The Realities of Food Allergies

The number of children in the United States that suffer from food allergies is nearly 6 million; the number of those that have suffered a severe reaction is approximately 40 percent. These statistics create an extreme amount of fear for parents.

Foods like peanuts, milk, eggs and shellfish are all around us. Imagine the constant anxiety you would have as a parent at holiday get-togethers or birthday parties. If someone was not aware of a food allergy there could be an unintentional exposure and severe reaction.

A Proactive Approach to Food Allergies

What if there was a way to have a proactive approach to food allergies? Instead of a reactive approach treating food allergies with medications like an EpiPen or Benadryl? The process of Oral Immunotherapy is done through a controlled dose of the allergen being given under supervision in the clinic.

If the dose is handled well, the same dose will be given daily at home until follow up in 1-2 weeks. The specific dosing varies from food to food, but the concept includes a dose administered in the clinic followed by a 45-minute observation period. The goal is to decrease the potential reaction associated with the allergen, not necessarily to cure the patient.

Oral Immunotherapy Changes Lives, Reduces Fears

Through OIT, patients can reduce the risk associated with accidental exposures. Doses can be given until a food is “bite proof,” or until the patient is able to freely eat the allergenic food without reaction. To be “bite proof” means that a patient can safely ingest an accidental bite of food or eat a food that has been cross contaminated with the allergen.

After going through OIT, the allergenic food must be kept in the diet as a maintenance dose to maintain the low risk. Most studies show that 80-90% of patients are able to successfully complete the OIT program.
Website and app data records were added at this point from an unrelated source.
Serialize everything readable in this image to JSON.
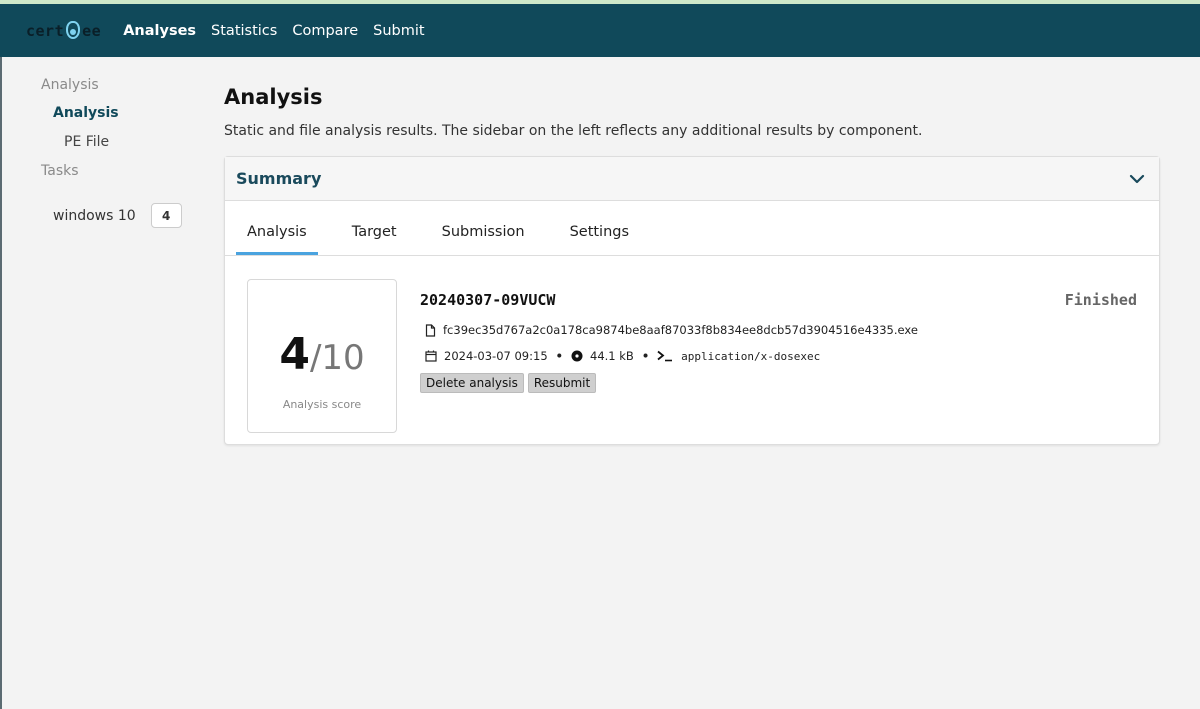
{
  "brand": {
    "left": "cert",
    "right": "ee"
  },
  "nav": {
    "items": [
      {
        "label": "Analyses",
        "active": true
      },
      {
        "label": "Statistics",
        "active": false
      },
      {
        "label": "Compare",
        "active": false
      },
      {
        "label": "Submit",
        "active": false
      }
    ]
  },
  "sidebar": {
    "analysis_section": "Analysis",
    "analysis_item": "Analysis",
    "pe_item": "PE File",
    "tasks_section": "Tasks",
    "task": {
      "label": "windows 10",
      "count": "4"
    }
  },
  "page": {
    "title": "Analysis",
    "description": "Static and file analysis results. The sidebar on the left reflects any additional results by component."
  },
  "summary": {
    "title": "Summary",
    "tabs": [
      "Analysis",
      "Target",
      "Submission",
      "Settings"
    ],
    "active_tab": "Analysis",
    "score": "4",
    "score_max": "/10",
    "score_label": "Analysis score",
    "analysis_id": "20240307-09VUCW",
    "status": "Finished",
    "filename": "fc39ec35d767a2c0a178ca9874be8aaf87033f8b834ee8dcb57d3904516e4335.exe",
    "date": "2024-03-07 09:15",
    "size": "44.1 kB",
    "mime": "application/x-dosexec",
    "delete_label": "Delete analysis",
    "resubmit_label": "Resubmit"
  },
  "colors": {
    "navbar": "#10495a",
    "accent": "#4aa3df"
  }
}
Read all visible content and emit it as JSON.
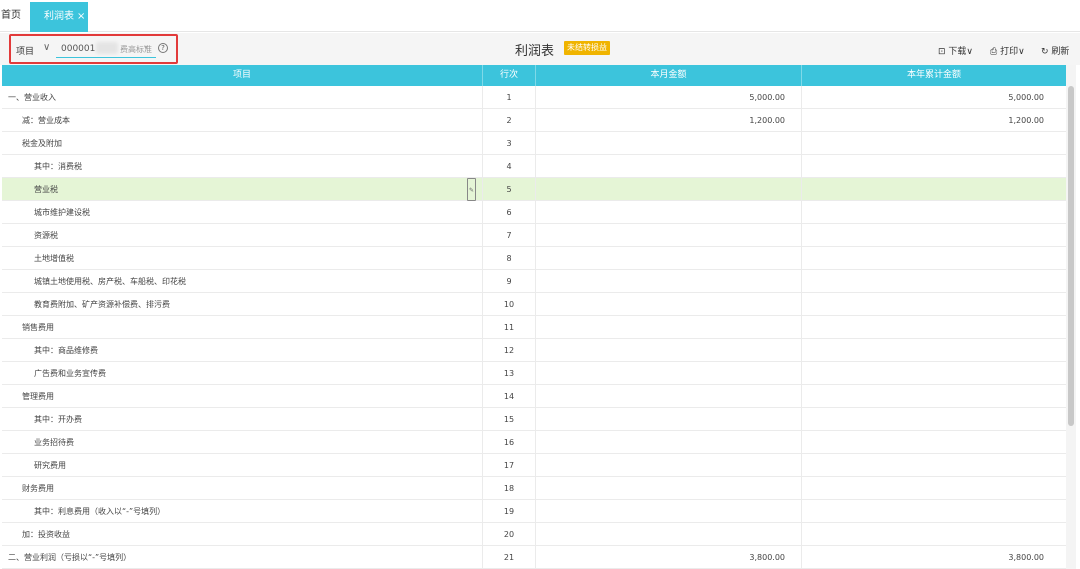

If you or someone you know suffer from food allergies, please contact The Allergy Group to schedule a consultation. Oral Immunotherapy is available to individuals with allergies to peanut, milk, wheat, tree nut, cashew, soy and egg.